=== Provided records ===
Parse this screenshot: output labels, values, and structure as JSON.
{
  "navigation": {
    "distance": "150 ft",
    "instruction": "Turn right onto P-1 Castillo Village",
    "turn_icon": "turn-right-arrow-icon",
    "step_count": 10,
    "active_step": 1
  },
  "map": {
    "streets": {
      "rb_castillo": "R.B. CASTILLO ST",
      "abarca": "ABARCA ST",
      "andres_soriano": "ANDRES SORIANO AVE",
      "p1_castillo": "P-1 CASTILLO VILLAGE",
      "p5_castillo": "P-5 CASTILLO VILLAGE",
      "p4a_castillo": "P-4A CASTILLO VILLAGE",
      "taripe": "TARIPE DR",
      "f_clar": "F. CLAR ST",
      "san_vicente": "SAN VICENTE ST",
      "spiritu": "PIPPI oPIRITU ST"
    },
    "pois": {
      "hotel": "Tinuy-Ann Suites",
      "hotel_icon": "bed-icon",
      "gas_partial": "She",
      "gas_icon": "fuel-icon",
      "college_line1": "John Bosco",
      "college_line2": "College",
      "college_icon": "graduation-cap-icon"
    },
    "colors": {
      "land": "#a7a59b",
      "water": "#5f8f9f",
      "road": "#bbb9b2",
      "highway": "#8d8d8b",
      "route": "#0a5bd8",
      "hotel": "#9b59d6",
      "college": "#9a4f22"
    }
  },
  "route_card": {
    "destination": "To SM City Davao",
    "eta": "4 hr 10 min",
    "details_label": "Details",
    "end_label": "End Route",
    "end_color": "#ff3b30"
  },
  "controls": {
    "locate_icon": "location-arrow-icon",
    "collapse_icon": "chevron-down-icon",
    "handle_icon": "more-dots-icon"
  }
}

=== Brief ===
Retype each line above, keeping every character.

=== Solution for this task ===
Parse this screenshot: output labels, values, and structure as JSON.
{
  "navigation": {
    "distance": "150 ft",
    "instruction": "Turn right onto P-1 Castillo Village",
    "turn_icon": "turn-right-arrow-icon",
    "step_count": 10,
    "active_step": 1
  },
  "map": {
    "streets": {
      "rb_castillo": "R.B. CASTILLO ST",
      "abarca": "ABARCA ST",
      "andres_soriano": "ANDRES SORIANO AVE",
      "p1_castillo": "P-1 CASTILLO VILLAGE",
      "p5_castillo": "P-5 CASTILLO VILLAGE",
      "p4a_castillo": "P-4A CASTILLO VILLAGE",
      "taripe": "TARIPE DR",
      "f_clar": "F. CLAR ST",
      "san_vicente": "SAN VICENTE ST",
      "spiritu": "PIPPI oPIRITU ST"
    },
    "pois": {
      "hotel": "Tinuy-Ann Suites",
      "hotel_icon": "bed-icon",
      "gas_partial": "She",
      "gas_icon": "fuel-icon",
      "college_line1": "John Bosco",
      "college_line2": "College",
      "college_icon": "graduation-cap-icon"
    },
    "colors": {
      "land": "#a7a59b",
      "water": "#5f8f9f",
      "road": "#bbb9b2",
      "highway": "#8d8d8b",
      "route": "#0a5bd8",
      "hotel": "#9b59d6",
      "college": "#9a4f22"
    }
  },
  "route_card": {
    "destination": "To SM City Davao",
    "eta": "4 hr 10 min",
    "details_label": "Details",
    "end_label": "End Route",
    "end_color": "#ff3b30"
  },
  "controls": {
    "locate_icon": "location-arrow-icon",
    "collapse_icon": "chevron-down-icon",
    "handle_icon": "more-dots-icon"
  }
}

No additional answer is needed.